Column – Physician heal thyself

August 31, 2009 — Leave a comment

Originally published in The Daily Toreador.

I don’t read many monthly magazines, but I’m enough of a geek that “Wired” appeals to me. As someone who has dealt with a variety of health issues throughout my life, the subject of one article in this month’s issue caught my eye: the placebo effect.

For those not aware, a placebo is essentially a sugar pill. It is made to look exactly like a pill of a real drug. The idea behind a placebo in terms of drug development is to test whether or not a drug in question actually has any affect on the person taking it, or whether it does nothing at all.

The article dealt primarily with the apparent growing strength of the placebo effect in pharmaceutical tests. The effect has such a big impact on medicine that a drug will not be approved for distribution unless it can beat the placebo when it comes to curing patients.

One particular ailment referred to was depression. As it turns out, even well established drugs of today such as Prozac are having trouble beating the placebo.

Curious, I decided to do a little more research, and this sort of thing indeed seems to be happening across the board. The LA Times even reported on August 6th that vertebroplasty, a spinal surgery that is performed 80,000 times a year and is considered highly effective at relieving pain and increasing mobility, is no more effective than a procedure in which nothing is done to the patient at all.

Interestingly, a story in 2001 from the New York Times painted a different picture, when two Danish researchers concluded that the placebo effect was “more myth than science.” Their paper was published in the New England Journal of Medicine – the same journal that published the spinal surgery findings.

I find myself asking the same question a lot of researchers are: why is the placebo effect so strong? And almost as interesting, why does it seem to be getting stronger?

There are of course a number of different theories and schools of thought, but one thing I take away from it is this: we rely too much on modern medicine.

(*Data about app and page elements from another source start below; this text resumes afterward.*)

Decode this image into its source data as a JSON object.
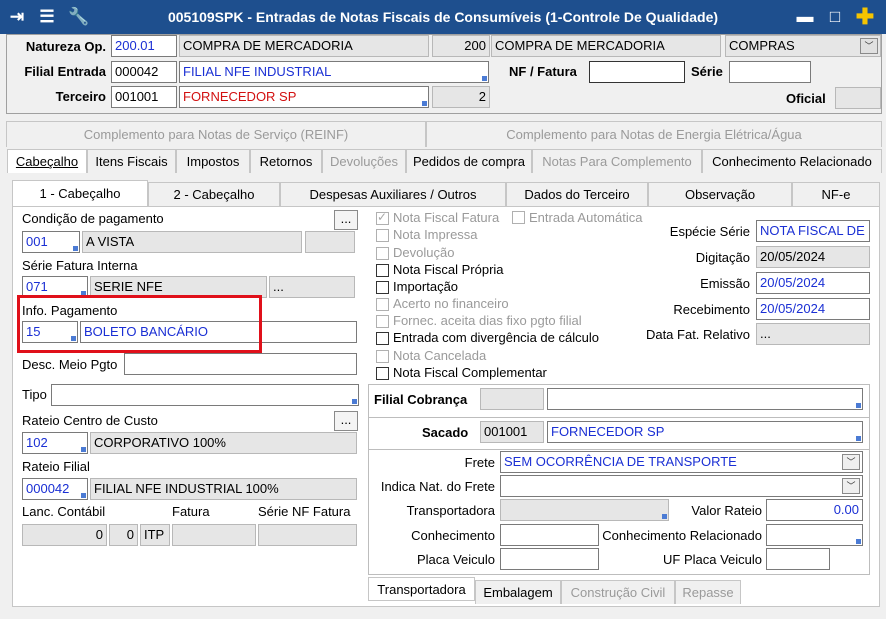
{
  "window": {
    "title": "005109SPK - Entradas de Notas Fiscais de Consumíveis (1-Controle De Qualidade)"
  },
  "header": {
    "natureza_label": "Natureza Op.",
    "natureza_code": "200.01",
    "natureza_desc": "COMPRA DE MERCADORIA",
    "natureza_code2": "200",
    "natureza_desc2": "COMPRA DE MERCADORIA",
    "natureza_tipo": "COMPRAS",
    "filial_label": "Filial Entrada",
    "filial_code": "000042",
    "filial_desc": "FILIAL NFE INDUSTRIAL",
    "nf_label": "NF / Fatura",
    "nf_value": "",
    "serie_label": "Série",
    "serie_value": "",
    "terceiro_label": "Terceiro",
    "terceiro_code": "001001",
    "terceiro_desc": "FORNECEDOR SP",
    "terceiro_num": "2",
    "oficial_label": "Oficial",
    "oficial_value": ""
  },
  "top_tabs": {
    "reinf": "Complemento para Notas de Serviço (REINF)",
    "energia": "Complemento para Notas de Energia Elétrica/Água"
  },
  "main_tabs": [
    "Cabeçalho",
    "Itens Fiscais",
    "Impostos",
    "Retornos",
    "Devoluções",
    "Pedidos de compra",
    "Notas Para Complemento",
    "Conhecimento Relacionado"
  ],
  "sub_tabs": [
    "1 - Cabeçalho",
    "2 - Cabeçalho",
    "Despesas Auxiliares / Outros",
    "Dados do Terceiro",
    "Observação",
    "NF-e"
  ],
  "left": {
    "cond_pag_label": "Condição de pagamento",
    "cond_pag_code": "001",
    "cond_pag_desc": "A VISTA",
    "serie_fatura_label": "Série Fatura Interna",
    "serie_fatura_code": "071",
    "serie_fatura_desc": "SERIE NFE",
    "info_pag_label": "Info. Pagamento",
    "info_pag_code": "15",
    "info_pag_desc": "BOLETO BANCÁRIO",
    "desc_meio_label": "Desc. Meio Pgto",
    "tipo_label": "Tipo",
    "rateio_cc_label": "Rateio Centro de Custo",
    "rateio_cc_code": "102",
    "rateio_cc_desc": "CORPORATIVO 100%",
    "rateio_filial_label": "Rateio Filial",
    "rateio_filial_code": "000042",
    "rateio_filial_desc": "FILIAL NFE INDUSTRIAL 100%",
    "lanc_label": "Lanc. Contábil",
    "fatura_label": "Fatura",
    "serie_nf_label": "Série NF Fatura",
    "lanc_v1": "0",
    "lanc_v2": "0",
    "lanc_v3": "ITP",
    "ellipsis": "..."
  },
  "checks": [
    {
      "label": "Nota Fiscal Fatura",
      "checked": true,
      "enabled": false
    },
    {
      "label": "Nota Impressa",
      "checked": false,
      "enabled": false
    },
    {
      "label": "Devolução",
      "checked": false,
      "enabled": false
    },
    {
      "label": "Nota Fiscal Própria",
      "checked": false,
      "enabled": true
    },
    {
      "label": "Importação",
      "checked": false,
      "enabled": true
    },
    {
      "label": "Acerto no financeiro",
      "checked": false,
      "enabled": false
    },
    {
      "label": "Fornec. aceita dias fixo pgto filial",
      "checked": false,
      "enabled": false
    },
    {
      "label": "Entrada com divergência de cálculo",
      "checked": false,
      "enabled": true
    },
    {
      "label": "Nota Cancelada",
      "checked": false,
      "enabled": false
    },
    {
      "label": "Nota Fiscal Complementar",
      "checked": false,
      "enabled": true
    }
  ],
  "entrada_auto_label": "Entrada Automática",
  "right": {
    "especie_label": "Espécie Série",
    "especie_value": "NOTA FISCAL DE S",
    "digitacao_label": "Digitação",
    "digitacao_value": "20/05/2024",
    "emissao_label": "Emissão",
    "emissao_value": "20/05/2024",
    "recebimento_label": "Recebimento",
    "recebimento_value": "20/05/2024",
    "data_fat_label": "Data Fat. Relativo",
    "data_fat_value": "..."
  },
  "cobranca": {
    "filial_label": "Filial Cobrança",
    "sacado_label": "Sacado",
    "sacado_code": "001001",
    "sacado_desc": "FORNECEDOR SP"
  },
  "transporte": {
    "frete_label": "Frete",
    "frete_value": "SEM OCORRÊNCIA DE TRANSPORTE",
    "indica_label": "Indica Nat. do Frete",
    "transportadora_label": "Transportadora",
    "valor_rateio_label": "Valor Rateio",
    "valor_rateio_value": "0.00",
    "conhecimento_label": "Conhecimento",
    "conh_rel_label": "Conhecimento Relacionado",
    "placa_label": "Placa Veiculo",
    "uf_placa_label": "UF Placa Veiculo"
  },
  "bottom_tabs": [
    "Transportadora",
    "Embalagem",
    "Construção Civil",
    "Repasse"
  ],
  "colors": {
    "title_bar": "#1e4f8e",
    "blue_text": "#1a2fd4",
    "red_text": "#d21010",
    "highlight": "#e0101a"
  }
}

Don’t get me wrong. We have received some amazing things from medical science, and I would probably be fair in saying that it has saved my life in the past. Doctors, medicine, surgeries … these are all things we should be thankful to have.

But I think we sometimes take it too far.

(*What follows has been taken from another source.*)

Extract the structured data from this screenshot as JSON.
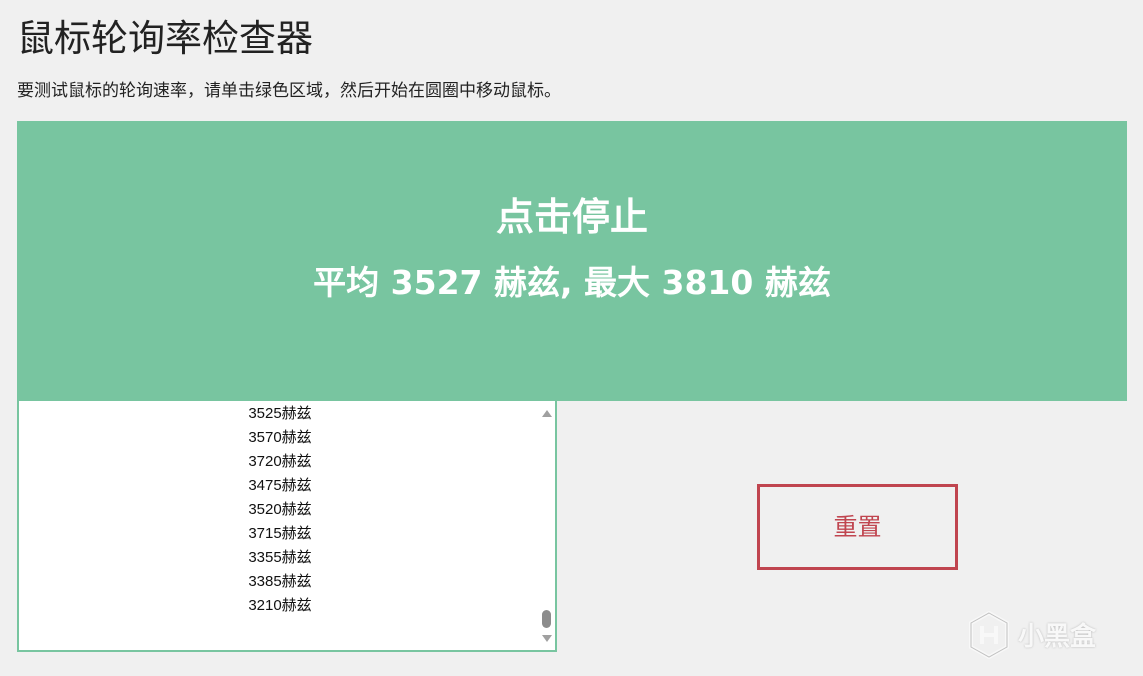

It seems like we take medicine for everything these days. We drink caffeine to stay awake. We take ginko biloba to stay focused. We heal headaches, coughs, stomach aches, itchy arms, and more. Sure, I definitely see the appeal in a quick fix for every discomfort. It’s a great dream. But I don’t think it’s how are bodies are meant to operate.

Think of witch doctors and Native American remedies. Think of old fashioned “cure all” pills that people swore cured their cold. While there may have been legitimately helpful ingredients in some of these medications (if they weren’t just scams, like most “cure alls”), you have to wonder if the main reason patients were cured – and have always been cured – was the placebo effect.

The human body is an amazing thing. Whether you believe that it was brilliantly designed by a creator or if it’s the result of years of evolution, no scientist can deny that there are things about our bodies that we simply don’t understand. It may be capable of things we haven’t even considered.

I remember a line in the movie “K-Pax” in which the character of Prot has essentially been giving patients of a psychiatric ward advice on how to cure themselves – without a degree and without the use of medicine. He tells the doctor assigned to his case, “All beings have the ability to heal themselves.”

Whether that’s entirely true or not, I think we need to give our bodies more chances to do its job than we’re often willing to.

Britton Peele

Posts

Freelance video game critic for sites like GameSpot and GamesRadar. Amateur fantasy author.

No Comments

Be the first to start the conversation.

Leave a Reply

Text formatting is available via select HTML. <a href="" title=""> <abbr title=""> <acronym title=""> <b> <blockquote cite=""> <cite> <code> <del datetime=""> <em> <i> <q cite=""> <s> <strike> <strong>

*